---------- Available data
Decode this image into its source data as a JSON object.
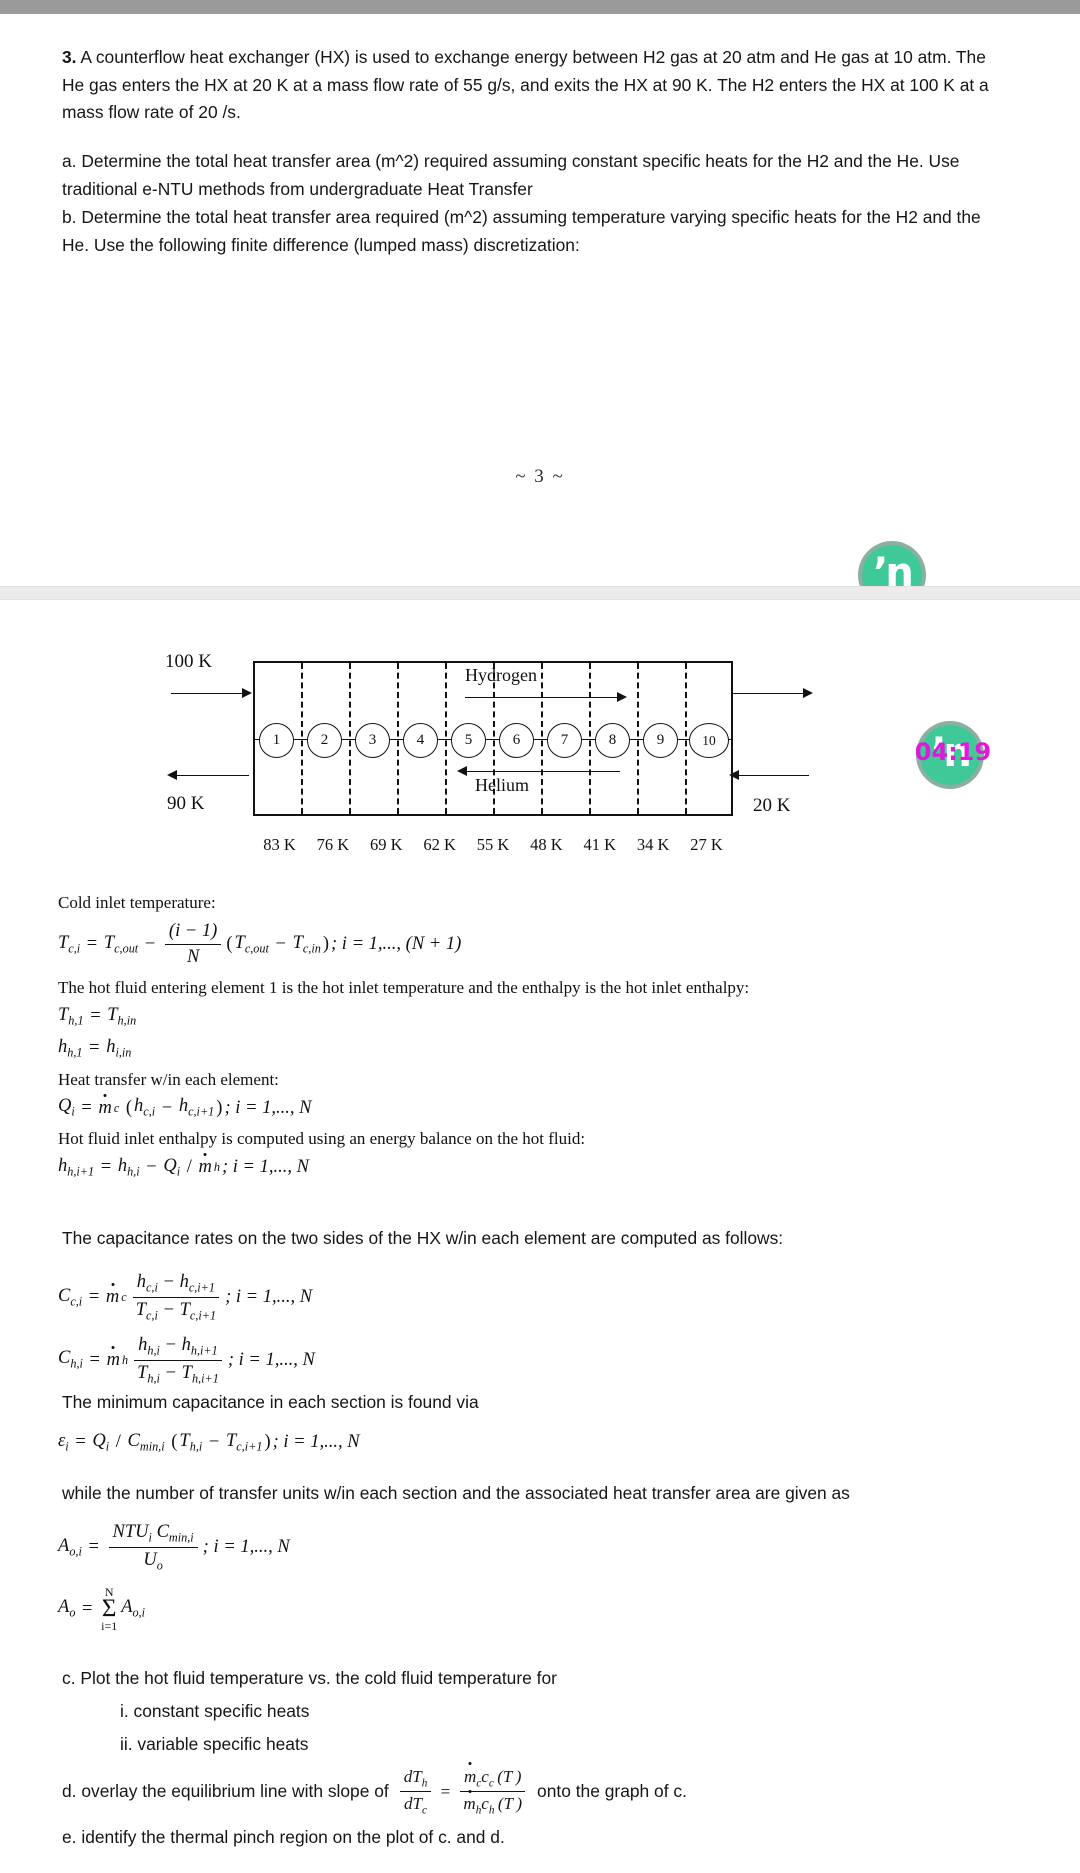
{
  "document": {
    "page_marker": "~ 3 ~",
    "problem_number": "3.",
    "paragraph_1": "A counterflow heat exchanger (HX) is used to exchange energy between H2 gas at 20 atm and He gas at 10 atm. The He gas enters the HX at 20 K at a mass flow rate of 55 g/s, and exits the HX at 90 K. The H2 enters the HX at 100 K at a mass flow rate of 20 /s.",
    "paragraph_a": "a. Determine the total heat transfer area (m^2) required assuming constant specific heats for the H2 and the He. Use traditional e-NTU methods from undergraduate Heat Transfer",
    "paragraph_b": "b. Determine the total heat transfer area required (m^2) assuming temperature varying specific heats for the H2 and the He. Use the following finite difference (lumped mass) discretization:"
  },
  "badges": {
    "logo_glyph": "ʼn",
    "timer_value": "04:19",
    "green": "#3fc998",
    "timer_color": "#e018d8"
  },
  "figure": {
    "hot_inlet_label": "100 K",
    "hot_outlet_label": "90 K",
    "cold_inlet_label": "20 K",
    "hot_stream_label": "Hydrogen",
    "cold_stream_label": "Helium",
    "nodes": [
      "1",
      "2",
      "3",
      "4",
      "5",
      "6",
      "7",
      "8",
      "9",
      "10"
    ],
    "interface_temperatures": [
      "83 K",
      "76 K",
      "69 K",
      "62 K",
      "55 K",
      "48 K",
      "41 K",
      "34 K",
      "27 K"
    ]
  },
  "equations": {
    "cold_inlet_heading": "Cold inlet temperature:",
    "hot_entering_text": "The hot fluid entering element 1 is the hot inlet temperature and the enthalpy is the hot inlet enthalpy:",
    "heat_transfer_heading": "Heat transfer w/in each element:",
    "energy_balance_heading": "Hot fluid inlet enthalpy is computed using an energy balance on the hot fluid:",
    "capacitance_text": "The capacitance rates on the two sides of the HX w/in each element are computed as follows:",
    "min_capacitance_text": "The minimum capacitance in each section is found via",
    "ntu_text": "while the number of transfer units w/in each section and the associated heat transfer area are given as",
    "range_N": "; i = 1,..., N",
    "range_N1": "; i = 1,..., (N + 1)"
  },
  "tasks": {
    "c": "c. Plot the hot fluid temperature vs. the cold fluid temperature for",
    "c_i": "i. constant specific heats",
    "c_ii": "ii. variable specific heats",
    "d_prefix": "d.  overlay the equilibrium line with slope of",
    "d_suffix": "onto the graph of c.",
    "e": "e. identify the thermal pinch region on the plot of c. and d."
  }
}
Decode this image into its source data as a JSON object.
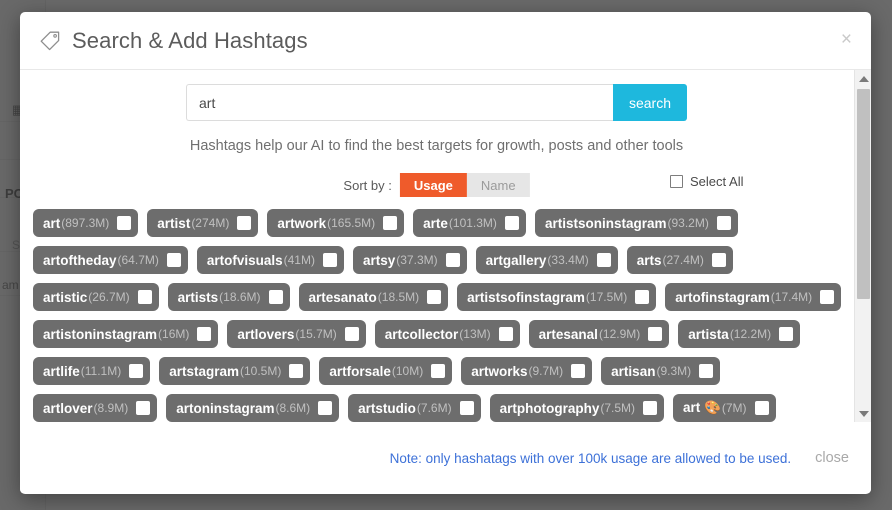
{
  "background": {
    "icon": "grid-icon",
    "label_pc": "PC",
    "label_sa": "Sa",
    "label_am": "am"
  },
  "modal": {
    "title": "Search & Add Hashtags",
    "title_icon": "tag-icon",
    "close_icon": "×",
    "search": {
      "value": "art",
      "placeholder": "",
      "button_label": "search"
    },
    "help_text": "Hashtags help our AI to find the best targets for growth, posts and other tools",
    "sort": {
      "label": "Sort by :",
      "options": [
        "Usage",
        "Name"
      ],
      "active": "Usage"
    },
    "select_all": {
      "label": "Select All",
      "checked": false
    },
    "footer": {
      "note": "Note: only hashatags with over 100k usage are allowed to be used.",
      "close_label": "close"
    },
    "colors": {
      "accent_search": "#1eb8dd",
      "accent_sort_active": "#ef5b2b",
      "tag_background": "#6d6d6d",
      "note_link": "#3d71d8"
    }
  },
  "hashtag_rows": [
    [
      {
        "name": "art",
        "count": "(897.3M)"
      },
      {
        "name": "artist",
        "count": "(274M)"
      },
      {
        "name": "artwork",
        "count": "(165.5M)"
      },
      {
        "name": "arte",
        "count": "(101.3M)"
      },
      {
        "name": "artistsoninstagram",
        "count": "(93.2M)"
      }
    ],
    [
      {
        "name": "artoftheday",
        "count": "(64.7M)"
      },
      {
        "name": "artofvisuals",
        "count": "(41M)"
      },
      {
        "name": "artsy",
        "count": "(37.3M)"
      },
      {
        "name": "artgallery",
        "count": "(33.4M)"
      },
      {
        "name": "arts",
        "count": "(27.4M)"
      }
    ],
    [
      {
        "name": "artistic",
        "count": "(26.7M)"
      },
      {
        "name": "artists",
        "count": "(18.6M)"
      },
      {
        "name": "artesanato",
        "count": "(18.5M)"
      },
      {
        "name": "artistsofinstagram",
        "count": "(17.5M)"
      },
      {
        "name": "artofinstagram",
        "count": "(17.4M)"
      }
    ],
    [
      {
        "name": "artistoninstagram",
        "count": "(16M)"
      },
      {
        "name": "artlovers",
        "count": "(15.7M)"
      },
      {
        "name": "artcollector",
        "count": "(13M)"
      },
      {
        "name": "artesanal",
        "count": "(12.9M)"
      },
      {
        "name": "artista",
        "count": "(12.2M)"
      }
    ],
    [
      {
        "name": "artlife",
        "count": "(11.1M)"
      },
      {
        "name": "artstagram",
        "count": "(10.5M)"
      },
      {
        "name": "artforsale",
        "count": "(10M)"
      },
      {
        "name": "artworks",
        "count": "(9.7M)"
      },
      {
        "name": "artisan",
        "count": "(9.3M)"
      }
    ],
    [
      {
        "name": "artlover",
        "count": "(8.9M)"
      },
      {
        "name": "artoninstagram",
        "count": "(8.6M)"
      },
      {
        "name": "artstudio",
        "count": "(7.6M)"
      },
      {
        "name": "artphotography",
        "count": "(7.5M)"
      },
      {
        "name": "art 🎨",
        "count": "(7M)"
      }
    ]
  ]
}
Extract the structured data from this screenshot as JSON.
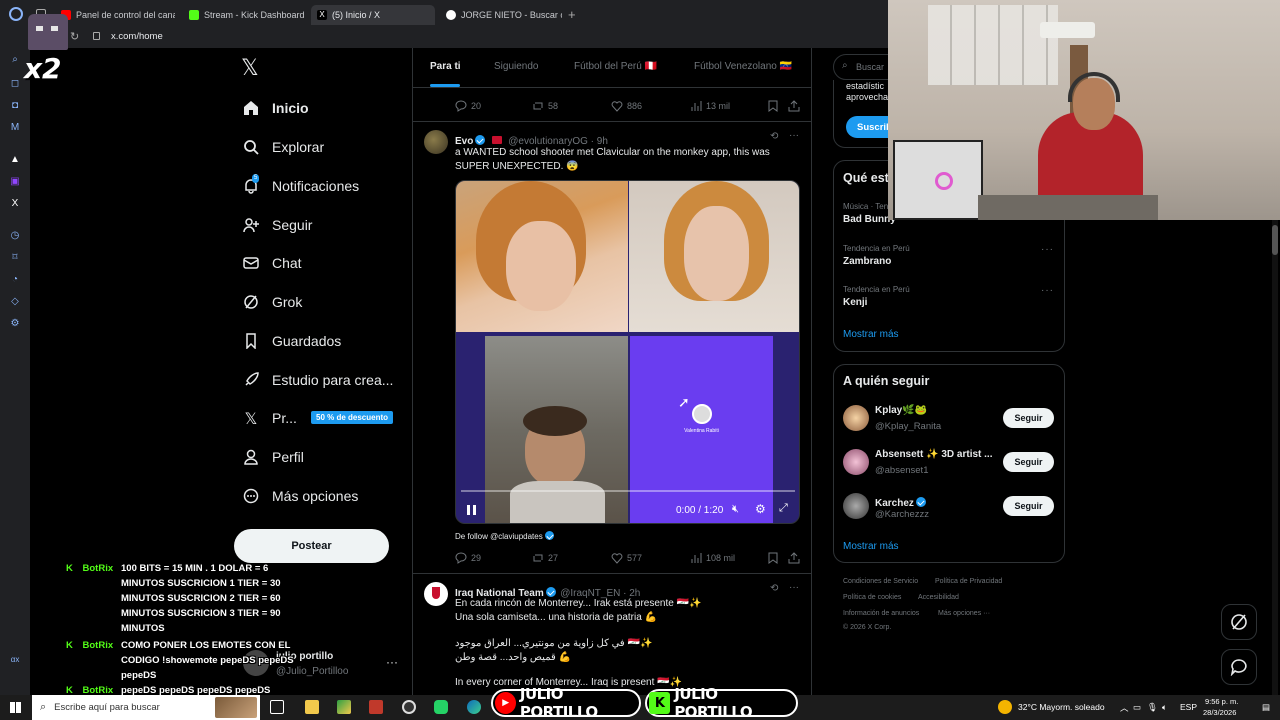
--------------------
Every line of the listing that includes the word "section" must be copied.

[Finished task]
    "min_capacitance_text": "The minimum capacitance in each section is found via",
    "ntu_text": "while the number of transfer units w/in each section and the associated heat transfer area are given as",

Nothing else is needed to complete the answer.